Given data:
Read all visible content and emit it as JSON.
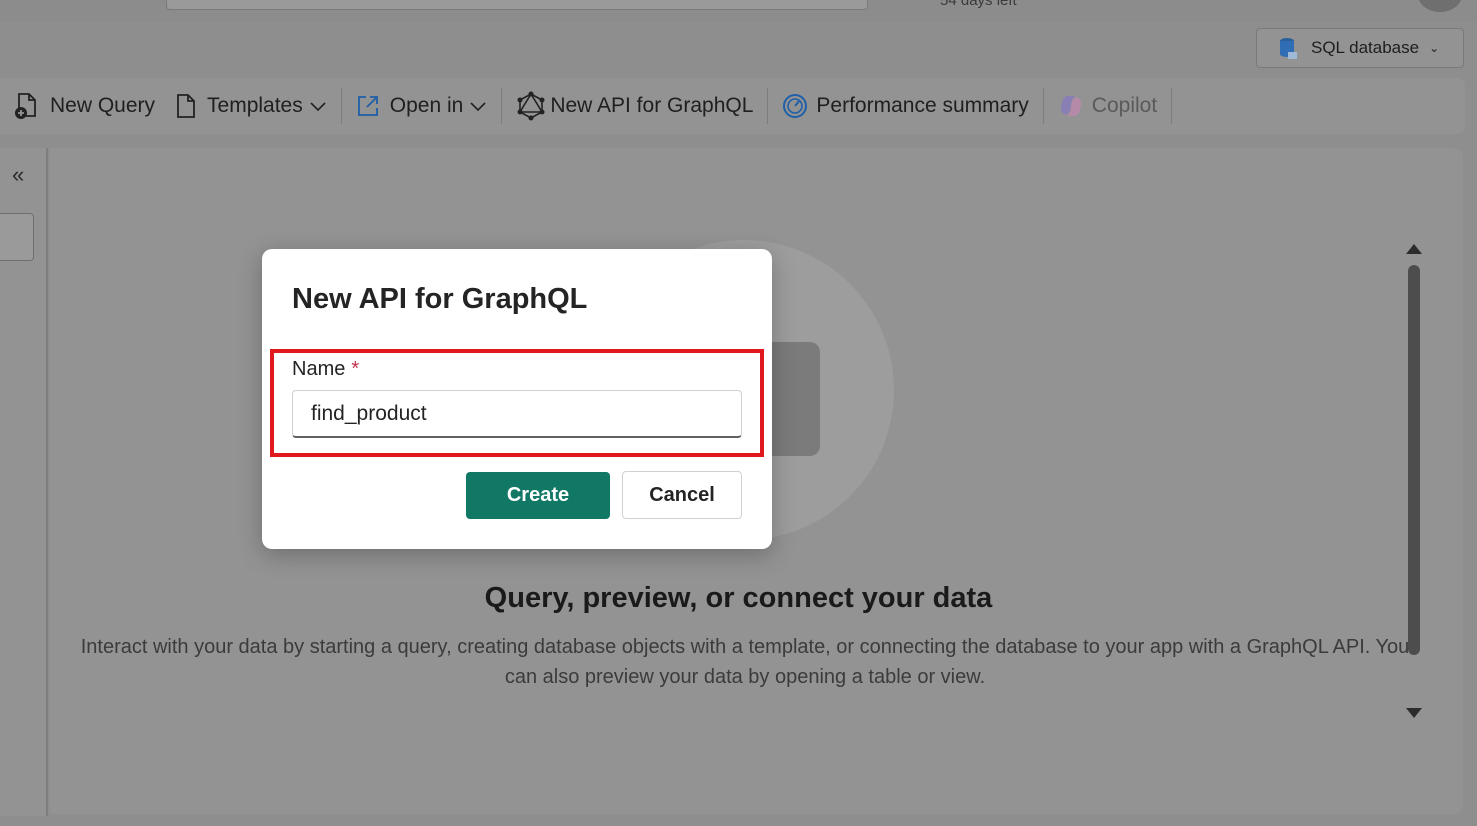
{
  "header": {
    "trial_text": "54 days left"
  },
  "db_selector": {
    "label": "SQL database",
    "icon": "sql-database-icon"
  },
  "toolbar": {
    "new_query": "New Query",
    "templates": "Templates",
    "open_in": "Open in",
    "new_api_graphql": "New API for GraphQL",
    "performance_summary": "Performance summary",
    "copilot": "Copilot"
  },
  "main": {
    "hero_title": "Query, preview, or connect your data",
    "hero_description": "Interact with your data by starting a query, creating database objects with a template, or connecting the database to your app with a GraphQL API. You can also preview your data by opening a table or view."
  },
  "dialog": {
    "title": "New API for GraphQL",
    "name_label": "Name",
    "required_marker": "*",
    "name_value": "find_product",
    "create_label": "Create",
    "cancel_label": "Cancel"
  },
  "colors": {
    "primary_button": "#117865",
    "highlight_border": "#e0191e",
    "required": "#c4314b"
  }
}
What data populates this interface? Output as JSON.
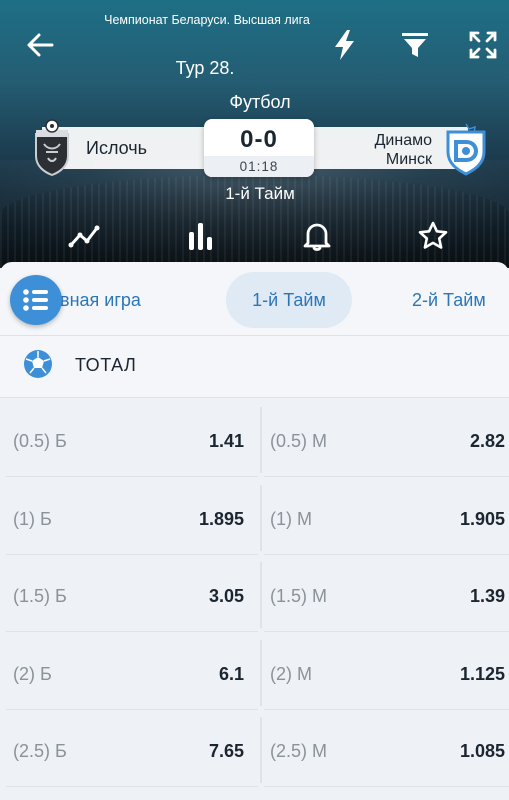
{
  "header": {
    "league": "Чемпионат Беларуси. Высшая лига",
    "round": "Тур 28.",
    "sport": "Футбол",
    "home_team": "Ислочь",
    "away_team_line1": "Динамо",
    "away_team_line2": "Минск",
    "score": "0-0",
    "time": "01:18",
    "period": "1-й Тайм"
  },
  "tabs": {
    "main_game": "овная игра",
    "first_half": "1-й Тайм",
    "second_half": "2-й Тайм",
    "active": "1-й Тайм"
  },
  "market": {
    "title": "ТОТАЛ",
    "rows": [
      {
        "over_label": "(0.5) Б",
        "over_odd": "1.41",
        "under_label": "(0.5) М",
        "under_odd": "2.82"
      },
      {
        "over_label": "(1) Б",
        "over_odd": "1.895",
        "under_label": "(1) М",
        "under_odd": "1.905"
      },
      {
        "over_label": "(1.5) Б",
        "over_odd": "3.05",
        "under_label": "(1.5) М",
        "under_odd": "1.39"
      },
      {
        "over_label": "(2) Б",
        "over_odd": "6.1",
        "under_label": "(2) М",
        "under_odd": "1.125"
      },
      {
        "over_label": "(2.5) Б",
        "over_odd": "7.65",
        "under_label": "(2.5) М",
        "under_odd": "1.085"
      }
    ]
  },
  "colors": {
    "accent": "#3d8fd8",
    "tab_text": "#2b76b9",
    "active_tab_bg": "#dfeaf5"
  },
  "icons": {
    "back": "arrow-left-icon",
    "bolt": "lightning-icon",
    "filter": "filter-icon",
    "expand": "expand-icon",
    "stats": "line-chart-icon",
    "bars": "bar-chart-icon",
    "bell": "bell-icon",
    "star": "star-icon",
    "list": "list-icon",
    "ball": "soccer-ball-icon"
  }
}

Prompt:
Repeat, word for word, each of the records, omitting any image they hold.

Response to this task:
Read all visible content and emit it as JSON.
{
  "header": {
    "trial_text": "54 days left"
  },
  "db_selector": {
    "label": "SQL database",
    "icon": "sql-database-icon"
  },
  "toolbar": {
    "new_query": "New Query",
    "templates": "Templates",
    "open_in": "Open in",
    "new_api_graphql": "New API for GraphQL",
    "performance_summary": "Performance summary",
    "copilot": "Copilot"
  },
  "main": {
    "hero_title": "Query, preview, or connect your data",
    "hero_description": "Interact with your data by starting a query, creating database objects with a template, or connecting the database to your app with a GraphQL API. You can also preview your data by opening a table or view."
  },
  "dialog": {
    "title": "New API for GraphQL",
    "name_label": "Name",
    "required_marker": "*",
    "name_value": "find_product",
    "create_label": "Create",
    "cancel_label": "Cancel"
  },
  "colors": {
    "primary_button": "#117865",
    "highlight_border": "#e0191e",
    "required": "#c4314b"
  }
}
What data populates this interface? Output as JSON.
{
  "header": {
    "league": "Чемпионат Беларуси. Высшая лига",
    "round": "Тур 28.",
    "sport": "Футбол",
    "home_team": "Ислочь",
    "away_team_line1": "Динамо",
    "away_team_line2": "Минск",
    "score": "0-0",
    "time": "01:18",
    "period": "1-й Тайм"
  },
  "tabs": {
    "main_game": "овная игра",
    "first_half": "1-й Тайм",
    "second_half": "2-й Тайм",
    "active": "1-й Тайм"
  },
  "market": {
    "title": "ТОТАЛ",
    "rows": [
      {
        "over_label": "(0.5) Б",
        "over_odd": "1.41",
        "under_label": "(0.5) М",
        "under_odd": "2.82"
      },
      {
        "over_label": "(1) Б",
        "over_odd": "1.895",
        "under_label": "(1) М",
        "under_odd": "1.905"
      },
      {
        "over_label": "(1.5) Б",
        "over_odd": "3.05",
        "under_label": "(1.5) М",
        "under_odd": "1.39"
      },
      {
        "over_label": "(2) Б",
        "over_odd": "6.1",
        "under_label": "(2) М",
        "under_odd": "1.125"
      },
      {
        "over_label": "(2.5) Б",
        "over_odd": "7.65",
        "under_label": "(2.5) М",
        "under_odd": "1.085"
      }
    ]
  },
  "colors": {
    "accent": "#3d8fd8",
    "tab_text": "#2b76b9",
    "active_tab_bg": "#dfeaf5"
  },
  "icons": {
    "back": "arrow-left-icon",
    "bolt": "lightning-icon",
    "filter": "filter-icon",
    "expand": "expand-icon",
    "stats": "line-chart-icon",
    "bars": "bar-chart-icon",
    "bell": "bell-icon",
    "star": "star-icon",
    "list": "list-icon",
    "ball": "soccer-ball-icon"
  }
}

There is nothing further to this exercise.